Study material Start Marker
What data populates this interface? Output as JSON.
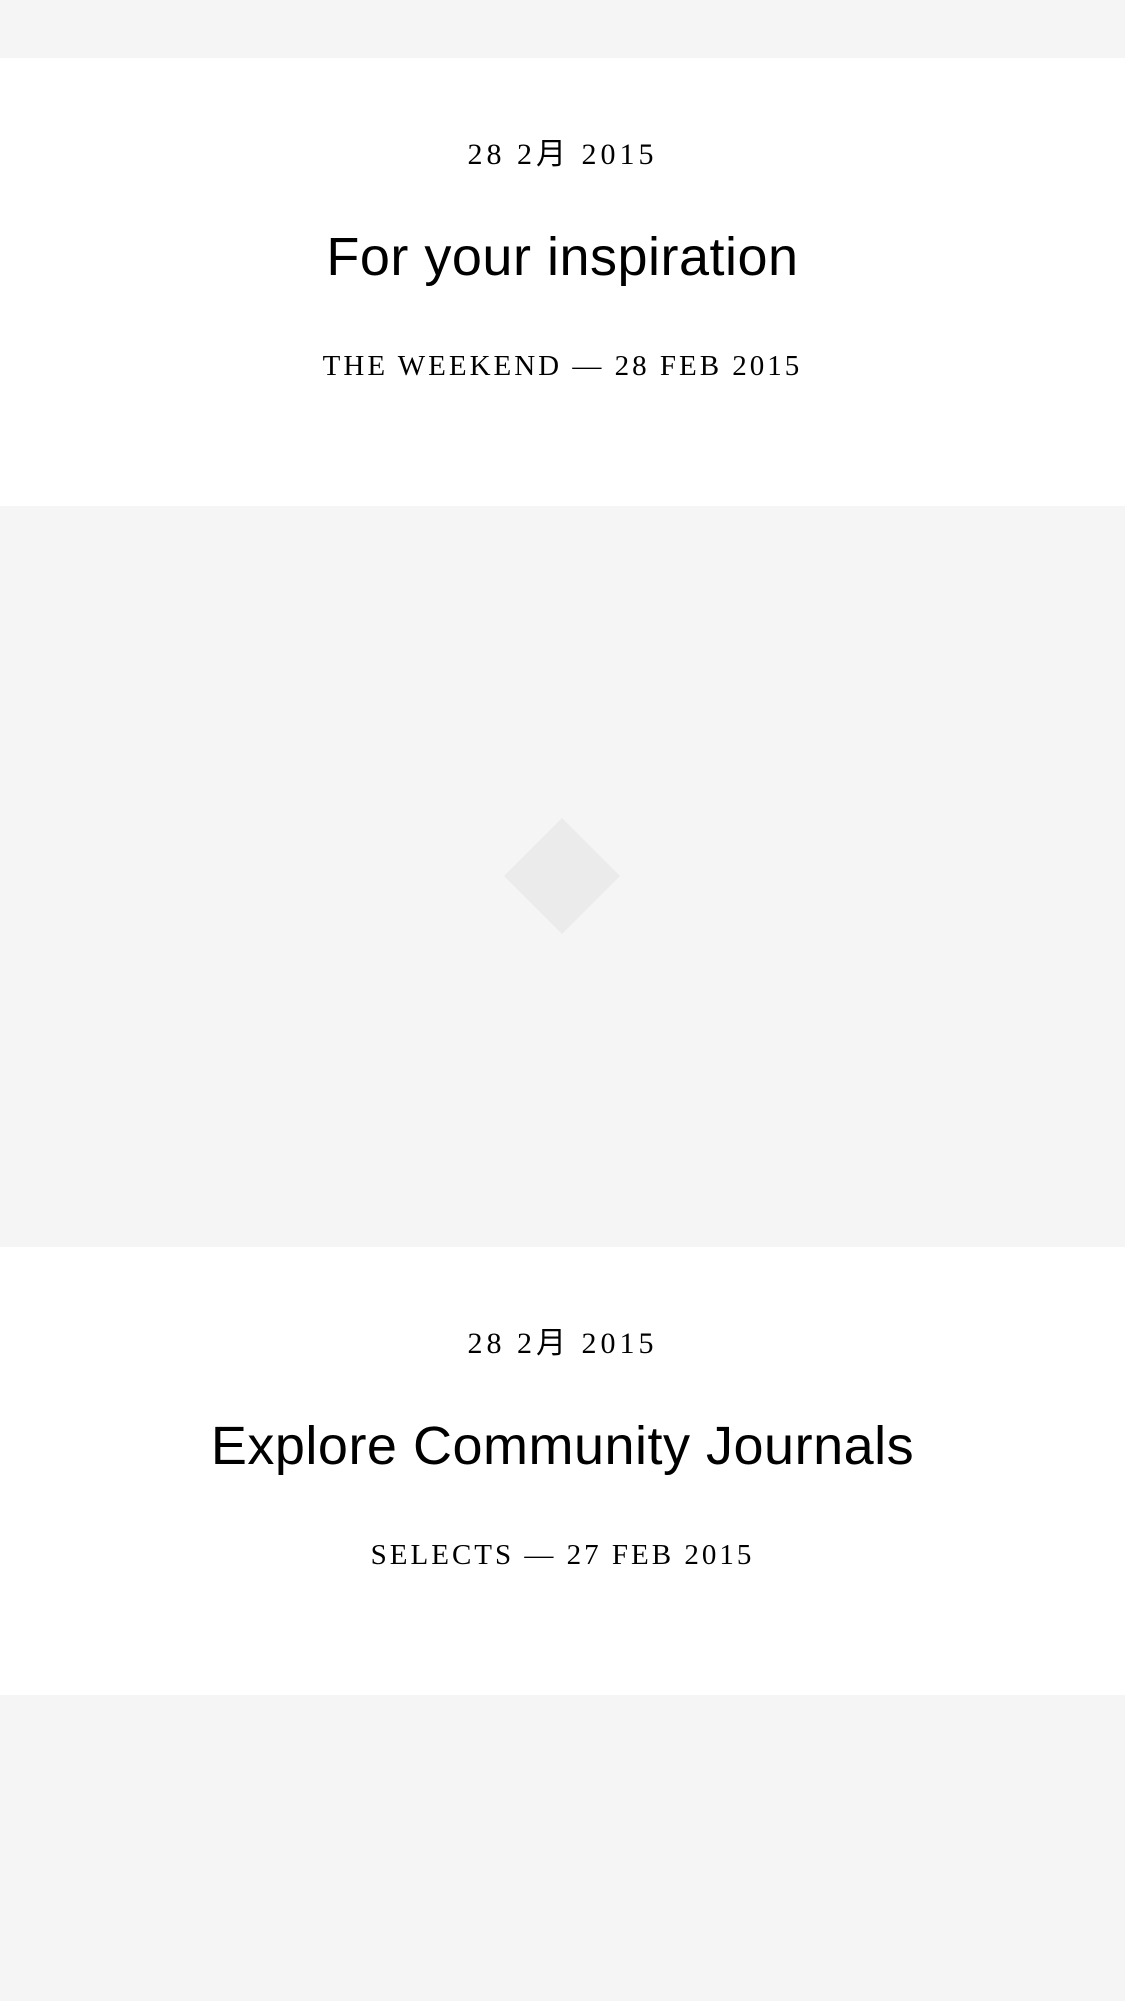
{
  "feed": {
    "articles": [
      {
        "date": "28 2月 2015",
        "title": "For your inspiration",
        "meta": "THE WEEKEND — 28 FEB 2015"
      },
      {
        "date": "28 2月 2015",
        "title": "Explore Community Journals",
        "meta": "SELECTS — 27 FEB 2015"
      }
    ],
    "image_placeholder_icon": "diamond-placeholder-icon",
    "colors": {
      "background": "#f5f5f5",
      "card": "#ffffff",
      "placeholder": "#ebebeb",
      "text": "#000000"
    }
  }
}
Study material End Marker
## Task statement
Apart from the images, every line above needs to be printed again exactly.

## Answer below
What data populates this interface? Output as JSON.
{
  "feed": {
    "articles": [
      {
        "date": "28 2月 2015",
        "title": "For your inspiration",
        "meta": "THE WEEKEND — 28 FEB 2015"
      },
      {
        "date": "28 2月 2015",
        "title": "Explore Community Journals",
        "meta": "SELECTS — 27 FEB 2015"
      }
    ],
    "image_placeholder_icon": "diamond-placeholder-icon",
    "colors": {
      "background": "#f5f5f5",
      "card": "#ffffff",
      "placeholder": "#ebebeb",
      "text": "#000000"
    }
  }
}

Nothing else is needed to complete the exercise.